With so much out of our control and a never-ending list of work to do, it’s easy to forget to ask ourselves the most important question.


If a combine burns down at harvest, we ask for help. But when something is going on with our mental health, it can be harder.

If our animals are sick,

we get them the treatment they need.

If our irrigation system breaks down,

we search for the root of the problem.

If we need help on the farm,

we reach out to the ones closest to us.

But when we aren’t okay

we don’t always do enough

IN 2021

1 IN 4


Dealing with the stress and anxiety that can come with farming and agriculture, often alone, can make it feel like there’s nothing left to lose. But it’s important to remember that even though it may seem like it, you’re not in this alone.

And although putting our heads down and pushing through is what we do best, that doesn’t mean you have to ignore it and push everything down. Reach out to a friend, seek out a professional, and find the strength to say the three bravest words.

Farming is more than

JUST A job

It’s not a 9-5

Roughly 1 in 2 farmers work off-farm to supplement their income.

It comes at a cost

The cost of farmland alone has gone up 20% since 2020 in addition to rising equipment costs.

We’re up against the elements

We aren’t just seeing the effects of environmental changes; we’re feeling them every day.

We take pride in overcoming challenges

but often hide the ones

we fight in silence

It’s not just you

"I’ve received well-intended advice to take two weeks off, but that’s just not possible."
- Quote from a Canadian Farmer


of farmers classified as having moderate or high perceived stress​

We’re under a lot of pressure. Anyone who says otherwise doesn’t understand farming. Our families, communities, crops, animals, and employees rely on us in ways that many people don’t understand. When you compound that with long hours, unpredictable weather, and the rising costs of doing business, the weight of it all can feel unbearable.


of farmers meet the classification for anxiety​

Uncertainty can lead to increased stress, worry, helplessness, and ultimately, feelings of anxiety. It’s a word that carries a heavy stigma, but it shouldn’t be taken lightly. If ignored and left untreated, it can have serious effects on your body and overall health.
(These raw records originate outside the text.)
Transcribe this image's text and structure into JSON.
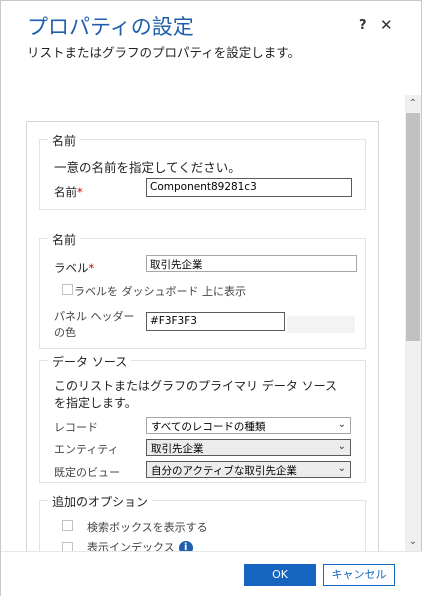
{
  "dialog": {
    "title": "プロパティの設定",
    "subtitle": "リストまたはグラフのプロパティを設定します。",
    "help_label": "?",
    "close_label": "✕"
  },
  "name_section": {
    "legend": "名前",
    "instruction": "一意の名前を指定してください。",
    "name_label": "名前",
    "required_mark": "*",
    "name_value": "Component89281c3"
  },
  "label_section": {
    "legend": "名前",
    "label_label": "ラベル",
    "required_mark": "*",
    "label_value": "取引先企業",
    "show_on_dashboard_label": "ラベルを ダッシュボード 上に表示",
    "panel_header_color_label_1": "パネル ヘッダー",
    "panel_header_color_label_2": "の色",
    "panel_header_color_value": "#F3F3F3"
  },
  "data_source_section": {
    "legend": "データ ソース",
    "description_1": "このリストまたはグラフのプライマリ データ ソース",
    "description_2": "を指定します。",
    "record_label": "レコード",
    "record_value": "すべてのレコードの種類",
    "entity_label": "エンティティ",
    "entity_value": "取引先企業",
    "default_view_label": "既定のビュー",
    "default_view_value": "自分のアクティブな取引先企業"
  },
  "additional_options_section": {
    "legend": "追加のオプション",
    "show_search_box_label": "検索ボックスを表示する",
    "show_index_label": "表示インデックス"
  },
  "footer": {
    "ok_label": "OK",
    "cancel_label": "キャンセル"
  },
  "icons": {
    "chevron": "⌄",
    "scroll_up": "⌃",
    "scroll_down": "⌄",
    "info": "i"
  }
}
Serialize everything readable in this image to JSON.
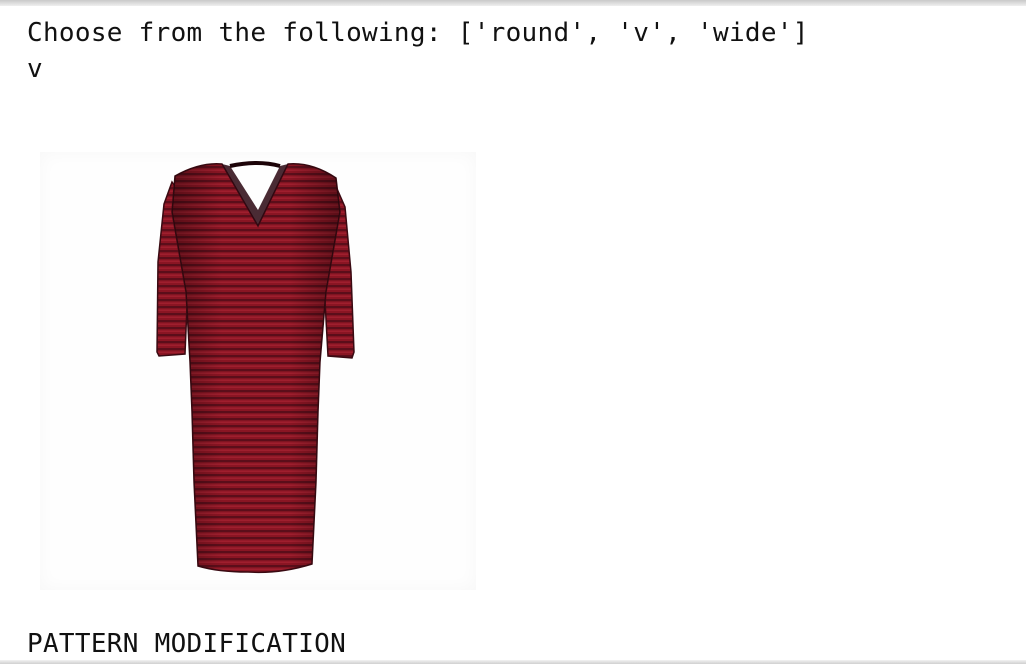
{
  "question": {
    "prompt": "Choose from the following: ['round', 'v', 'wide']",
    "answer": "v"
  },
  "image": {
    "subject": "dress-icon",
    "colors": {
      "primary": "#8a1523",
      "highlight": "#b52a3a",
      "shadow": "#3a0a12"
    }
  },
  "footer": {
    "label": "PATTERN MODIFICATION"
  }
}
In agriculture, we tend to have a never-ending list of things to worry about, but if that worry turns into something more, it’s time to seek out help.


of farmers meet the classification for depression​

From the outside, it may seem like all we do is grow, but we deal with an incredible amount of loss as well. Few things are more crushing than watching an entire year’s crop destroyed in a storm, disease moving through your herd or flock, or market prices tanking when you need to sell, and knowing there’s nothing that can be done.

Events and hardships alone don’t cause depression, but they can contribute to it if your symptoms are left unaddressed. And for those experiencing it, the highs of farming may not be enough to balance out the lows. When that starts to happen, it helps to have someone to talk to.

"One of my greatest fears is that I will be the generation responsible for destroying the family farm." - Quote from a Canadian Farmer

"I felt my only worth to my family was my life insurance policy." - Quote from a Canadian Farmer

If we don’t talk about it

no one ever will

40  0%

of farmers are afraid to admit to having mental health challenges and reach out for help because of the stigma​

Mental health challenges are one of the many things that make farming tough, just like pests, inclement weather, and equipment malfunctions. And it’s time we started talking about them the same way.

If not for yourself, for your family, your friends, your neighbours, and the generation to come.

Change starts small

but we are starting to come around

85  0%

of farmers believe we should do more to combat the stigma​

Although the stigma may feel like an immense barrier when it comes to acknowledging, accepting, and seeking help, if we work together, we can break it down one conversation at a time. And just like any good crop, growth takes time, but it all pays off in the end.